II. In verses 7-12, God the Son Providing Redemption in the Historical Past is praised.
III. Lastly, in verses 13-14, God the Spirit Sealing Believers until the Day of Redemption is praised.
Dr. Wayne McDill devotes three helpful chapters to exegeting the passage or what he calls Text Analysis in his 12 Essential Skills for Great Preaching.
The grammatical/historical method of interpretation has helped me discover the theme of my passage and the development to the theme. The theme, “We must praise each Person of the Trinity for His part in our salvation,” is my proposition and the three fold development of the theme are my three major points.
2. State the exegetical idea of the passage (What did the passage mean to the original audience)
What did this passage mean to the original audience. This is based on the hermeneutical principle of authorial intention or one interpretation for each text. For Ephesians 1:3-14, the exegetical idea for the original audience could be stated like this: “God’s people must praise each person of the Trinity because of His unique contribution to their salvation.” Because there is much commonality between the original audience and my modern audience in Ephesians the proposition doesn’t have to be adapted. The following examples show where adaptation is necessary.
Haddon Robinson’s exegetical idea combines the subject and the complement. Subject: About what does the verse talks? Complement: What does the verse say about the subject?
Exegetical idea (including subject and complement) of Mark 16:1-4: “The women who came to the empty tomb to anoint the body of Jesus worried about a problem that was too big for them, but it was resolved before they ever had to face it.”
3. Convert the exegetical idea into the homiletical idea or proposition (What does the passage mean to my audience)
The Homiletical idea or the proposition of the above exegetical idea is the following: “The Lord’s people are sometimes confronted with problems that are too big for them.” This declarative proposition can be converted into this demand proposition: “We must trust God to solve our problems.”
Exegetical idea for Ezra 7:10: “Ezra purposed in his heart to exposit the Scriptures.”
Homiletical idea or declarative proposition: “God uses the preacher who dedicates himself to Biblical preaching.”
Convert the declarative proposition into a demand proposition: __________________________.
How to Move from The Proposition to The First Main Division
The proposition is followed by the interrogative statement using one of the five interrogative adverbs (why, how, what, when, and where). After you exegete the passage, list both how and why (the more common interrogative adverbs used) the proposition can be develop.
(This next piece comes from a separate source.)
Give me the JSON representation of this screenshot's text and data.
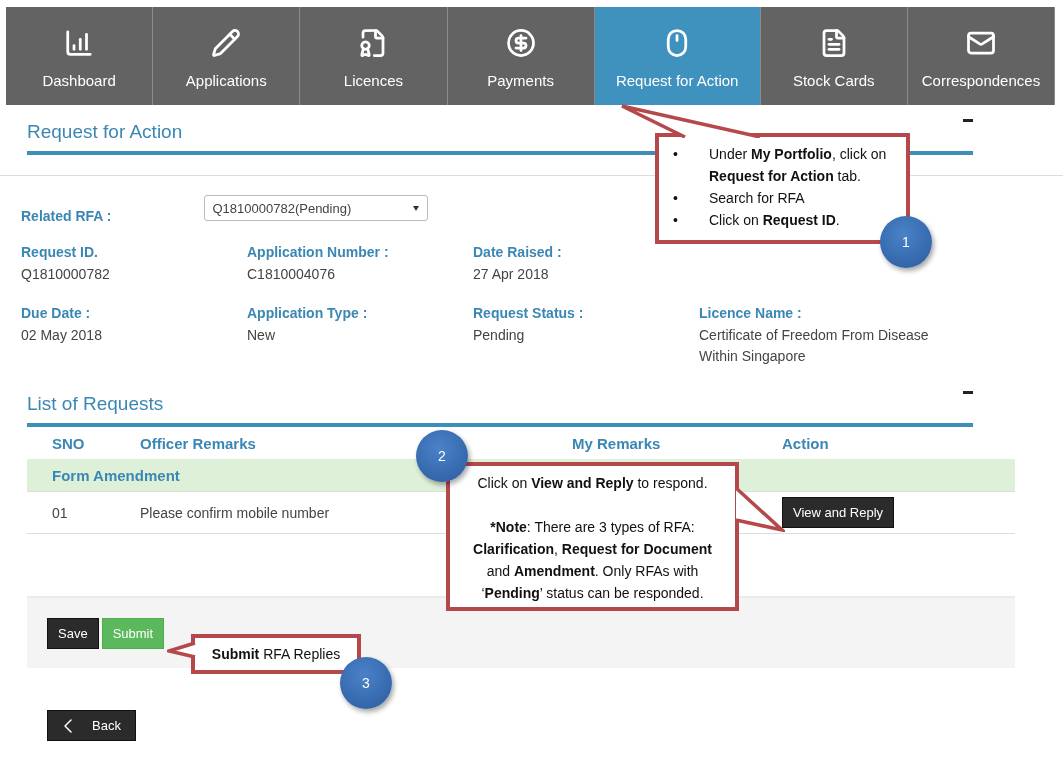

One instead of two interrogatives will develop the proposition better. Again, this rule can be broken when a “why” and “how” interrogative statement will fit the passage better.
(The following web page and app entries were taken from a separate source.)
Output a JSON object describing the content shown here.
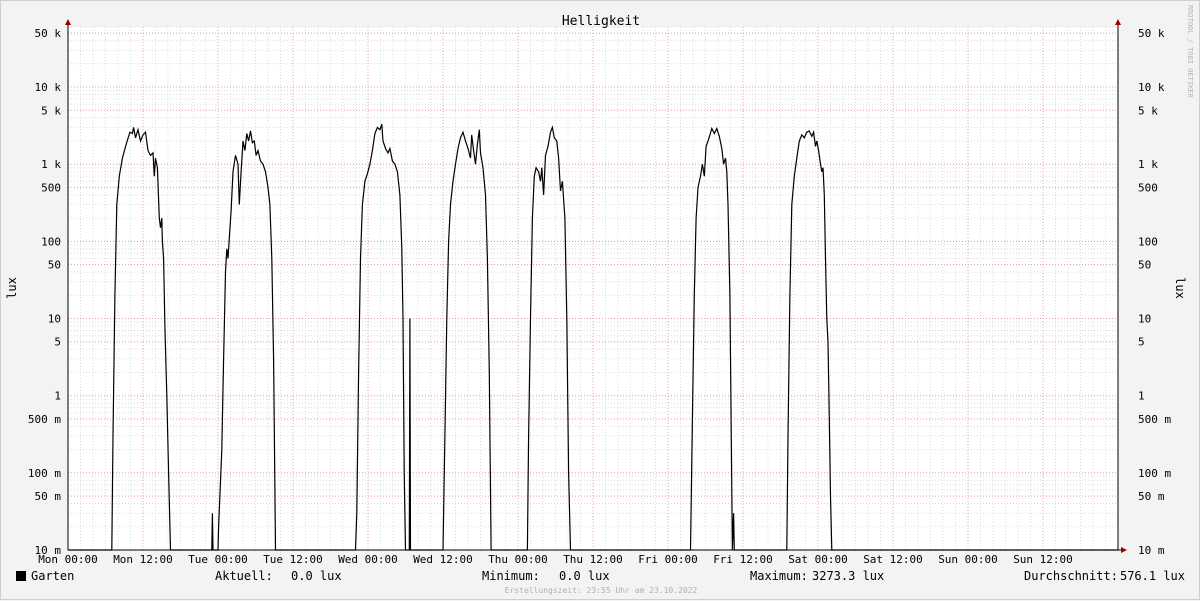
{
  "chart_data": {
    "type": "line",
    "title": "Helligkeit",
    "ylabel": "lux",
    "y_scale": "log",
    "ylim": [
      0.01,
      60000
    ],
    "grid": true,
    "watermark": "RRDTOOL / TOBI OETIKER",
    "yticks": [
      {
        "v": 50000,
        "label": "50 k"
      },
      {
        "v": 10000,
        "label": "10 k"
      },
      {
        "v": 5000,
        "label": "5 k"
      },
      {
        "v": 1000,
        "label": "1 k"
      },
      {
        "v": 500,
        "label": "500"
      },
      {
        "v": 100,
        "label": "100"
      },
      {
        "v": 50,
        "label": "50"
      },
      {
        "v": 10,
        "label": "10"
      },
      {
        "v": 5,
        "label": "5"
      },
      {
        "v": 1,
        "label": "1"
      },
      {
        "v": 0.5,
        "label": "500 m"
      },
      {
        "v": 0.1,
        "label": "100 m"
      },
      {
        "v": 0.05,
        "label": "50 m"
      },
      {
        "v": 0.01,
        "label": "10 m"
      }
    ],
    "x_range_hours": [
      0,
      168
    ],
    "xticks": [
      {
        "h": 0,
        "label": "Mon 00:00"
      },
      {
        "h": 12,
        "label": "Mon 12:00"
      },
      {
        "h": 24,
        "label": "Tue 00:00"
      },
      {
        "h": 36,
        "label": "Tue 12:00"
      },
      {
        "h": 48,
        "label": "Wed 00:00"
      },
      {
        "h": 60,
        "label": "Wed 12:00"
      },
      {
        "h": 72,
        "label": "Thu 00:00"
      },
      {
        "h": 84,
        "label": "Thu 12:00"
      },
      {
        "h": 96,
        "label": "Fri 00:00"
      },
      {
        "h": 108,
        "label": "Fri 12:00"
      },
      {
        "h": 120,
        "label": "Sat 00:00"
      },
      {
        "h": 132,
        "label": "Sat 12:00"
      },
      {
        "h": 144,
        "label": "Sun 00:00"
      },
      {
        "h": 156,
        "label": "Sun 12:00"
      }
    ],
    "series": [
      {
        "name": "Garten",
        "color": "#000000",
        "points": [
          [
            0,
            0.01
          ],
          [
            7.0,
            0.01
          ],
          [
            7.2,
            0.3
          ],
          [
            7.5,
            20
          ],
          [
            7.8,
            300
          ],
          [
            8.2,
            700
          ],
          [
            8.7,
            1200
          ],
          [
            9.3,
            1800
          ],
          [
            9.9,
            2600
          ],
          [
            10.3,
            2500
          ],
          [
            10.5,
            3000
          ],
          [
            10.8,
            2200
          ],
          [
            11.2,
            2800
          ],
          [
            11.6,
            2000
          ],
          [
            12.0,
            2400
          ],
          [
            12.4,
            2600
          ],
          [
            12.8,
            1500
          ],
          [
            13.2,
            1300
          ],
          [
            13.6,
            1400
          ],
          [
            13.8,
            700
          ],
          [
            14.0,
            1200
          ],
          [
            14.3,
            900
          ],
          [
            14.6,
            200
          ],
          [
            14.8,
            150
          ],
          [
            15.0,
            200
          ],
          [
            15.1,
            100
          ],
          [
            15.3,
            60
          ],
          [
            15.5,
            8
          ],
          [
            15.8,
            1
          ],
          [
            16.1,
            0.1
          ],
          [
            16.4,
            0.01
          ],
          [
            23.0,
            0.01
          ],
          [
            23.1,
            0.03
          ],
          [
            23.2,
            0.01
          ],
          [
            24.0,
            0.01
          ],
          [
            24.1,
            0.02
          ],
          [
            24.3,
            0.05
          ],
          [
            24.6,
            0.2
          ],
          [
            24.9,
            3
          ],
          [
            25.2,
            40
          ],
          [
            25.4,
            80
          ],
          [
            25.6,
            60
          ],
          [
            25.8,
            110
          ],
          [
            26.1,
            250
          ],
          [
            26.4,
            800
          ],
          [
            26.8,
            1300
          ],
          [
            27.2,
            1000
          ],
          [
            27.4,
            300
          ],
          [
            27.7,
            800
          ],
          [
            28.0,
            2000
          ],
          [
            28.3,
            1500
          ],
          [
            28.6,
            2500
          ],
          [
            28.9,
            2000
          ],
          [
            29.2,
            2700
          ],
          [
            29.5,
            1900
          ],
          [
            29.8,
            2000
          ],
          [
            30.1,
            1300
          ],
          [
            30.4,
            1500
          ],
          [
            30.8,
            1100
          ],
          [
            31.2,
            1000
          ],
          [
            31.6,
            800
          ],
          [
            32.0,
            500
          ],
          [
            32.3,
            300
          ],
          [
            32.6,
            60
          ],
          [
            32.9,
            3
          ],
          [
            33.2,
            0.01
          ],
          [
            46.0,
            0.01
          ],
          [
            46.2,
            0.03
          ],
          [
            46.5,
            2
          ],
          [
            46.8,
            60
          ],
          [
            47.1,
            300
          ],
          [
            47.5,
            600
          ],
          [
            47.9,
            750
          ],
          [
            48.3,
            1000
          ],
          [
            48.7,
            1500
          ],
          [
            49.1,
            2500
          ],
          [
            49.5,
            3000
          ],
          [
            49.9,
            2800
          ],
          [
            50.2,
            3300
          ],
          [
            50.4,
            2000
          ],
          [
            50.8,
            1600
          ],
          [
            51.2,
            1400
          ],
          [
            51.5,
            1600
          ],
          [
            51.9,
            1100
          ],
          [
            52.3,
            1000
          ],
          [
            52.7,
            800
          ],
          [
            53.1,
            400
          ],
          [
            53.4,
            80
          ],
          [
            53.6,
            10
          ],
          [
            53.8,
            0.1
          ],
          [
            54.0,
            0.01
          ],
          [
            54.6,
            0.01
          ],
          [
            54.7,
            10
          ],
          [
            54.8,
            0.01
          ],
          [
            60.0,
            0.01
          ],
          [
            60.3,
            0.3
          ],
          [
            60.6,
            10
          ],
          [
            60.9,
            100
          ],
          [
            61.2,
            300
          ],
          [
            61.6,
            600
          ],
          [
            62.0,
            1000
          ],
          [
            62.4,
            1600
          ],
          [
            62.8,
            2200
          ],
          [
            63.2,
            2600
          ],
          [
            63.6,
            2000
          ],
          [
            64.0,
            1600
          ],
          [
            64.4,
            1200
          ],
          [
            64.6,
            2400
          ],
          [
            64.9,
            1500
          ],
          [
            65.2,
            1000
          ],
          [
            65.5,
            1800
          ],
          [
            65.8,
            2800
          ],
          [
            66.0,
            1400
          ],
          [
            66.4,
            900
          ],
          [
            66.8,
            400
          ],
          [
            67.1,
            60
          ],
          [
            67.4,
            2
          ],
          [
            67.7,
            0.01
          ],
          [
            72.0,
            0.01
          ],
          [
            73.5,
            0.01
          ],
          [
            73.7,
            0.3
          ],
          [
            74.0,
            10
          ],
          [
            74.3,
            200
          ],
          [
            74.6,
            700
          ],
          [
            74.9,
            900
          ],
          [
            75.3,
            800
          ],
          [
            75.6,
            600
          ],
          [
            75.8,
            900
          ],
          [
            76.1,
            400
          ],
          [
            76.4,
            1300
          ],
          [
            76.8,
            1700
          ],
          [
            77.2,
            2600
          ],
          [
            77.5,
            3000
          ],
          [
            77.8,
            2200
          ],
          [
            78.2,
            2000
          ],
          [
            78.5,
            1200
          ],
          [
            78.8,
            450
          ],
          [
            79.1,
            600
          ],
          [
            79.5,
            200
          ],
          [
            79.8,
            10
          ],
          [
            80.1,
            0.1
          ],
          [
            80.4,
            0.01
          ],
          [
            96.0,
            0.01
          ],
          [
            99.6,
            0.01
          ],
          [
            99.9,
            0.5
          ],
          [
            100.2,
            20
          ],
          [
            100.5,
            200
          ],
          [
            100.8,
            500
          ],
          [
            101.2,
            700
          ],
          [
            101.5,
            1000
          ],
          [
            101.8,
            700
          ],
          [
            102.1,
            1700
          ],
          [
            102.4,
            2000
          ],
          [
            102.7,
            2400
          ],
          [
            103.0,
            2900
          ],
          [
            103.4,
            2500
          ],
          [
            103.8,
            2900
          ],
          [
            104.2,
            2300
          ],
          [
            104.6,
            1600
          ],
          [
            104.9,
            1000
          ],
          [
            105.2,
            1200
          ],
          [
            105.4,
            800
          ],
          [
            105.6,
            300
          ],
          [
            105.9,
            20
          ],
          [
            106.1,
            0.5
          ],
          [
            106.3,
            0.01
          ],
          [
            106.5,
            0.03
          ],
          [
            106.6,
            0.01
          ],
          [
            108.0,
            0.01
          ],
          [
            115.0,
            0.01
          ],
          [
            115.2,
            0.3
          ],
          [
            115.5,
            20
          ],
          [
            115.8,
            300
          ],
          [
            116.2,
            700
          ],
          [
            116.6,
            1200
          ],
          [
            117.0,
            2000
          ],
          [
            117.4,
            2400
          ],
          [
            117.8,
            2200
          ],
          [
            118.2,
            2600
          ],
          [
            118.6,
            2700
          ],
          [
            119.0,
            2300
          ],
          [
            119.3,
            2600
          ],
          [
            119.6,
            1700
          ],
          [
            119.8,
            2000
          ],
          [
            120.1,
            1500
          ],
          [
            120.4,
            1000
          ],
          [
            120.6,
            800
          ],
          [
            120.8,
            900
          ],
          [
            121.0,
            400
          ],
          [
            121.2,
            60
          ],
          [
            121.4,
            10
          ],
          [
            121.6,
            5
          ],
          [
            121.8,
            0.5
          ],
          [
            122.0,
            0.05
          ],
          [
            122.2,
            0.01
          ],
          [
            168,
            0.01
          ]
        ]
      }
    ]
  },
  "legend": {
    "series_name": "Garten",
    "aktuell_label": "Aktuell:",
    "aktuell_value": "0.0 lux",
    "minimum_label": "Minimum:",
    "minimum_value": "0.0 lux",
    "maximum_label": "Maximum:",
    "maximum_value": "3273.3 lux",
    "avg_label": "Durchschnitt:",
    "avg_value": "576.1 lux",
    "footer": "Erstellungszeit: 23:55 Uhr am 23.10.2022"
  }
}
The interrogative sentence is followed by the transitional sentence, with a key word, which connects the proposition to the first main point of the sermon.
The first sermon that I preached after I got started in Homiletics with Mr. LeGrand was from Ephesians 2:8-9.
My proposition was: You must be saved by grace through faith
Interrogative sentence: How can you be saved by grace?
Transitional sentence: By taking these steps in Ephesians 2:8-9. “Steps” is the key word.
I. By faith in Jesus Christ
II. By grace and not works
Here is an alternative using why as the interrogative.
Proposition: You must be saved through faith
Interrogative sentence: Why must you be saved through faith?
Transitional sentence: Because of the following reasons. “Reasons” is the key word.
I. Because Salvation is by faith
II. Because Salvation is by grace and not works
I will never forget the relief I experienced in preaching that sermon on Ephesians 2:8-9 when I learned in my first Homiletic’s class the steps to take and follow in preaching. This model is not the only model for preaching but is one to begin with and master before we move on to more advance models.
In our next post, we will discuss Step 4: Construct the sermon outline.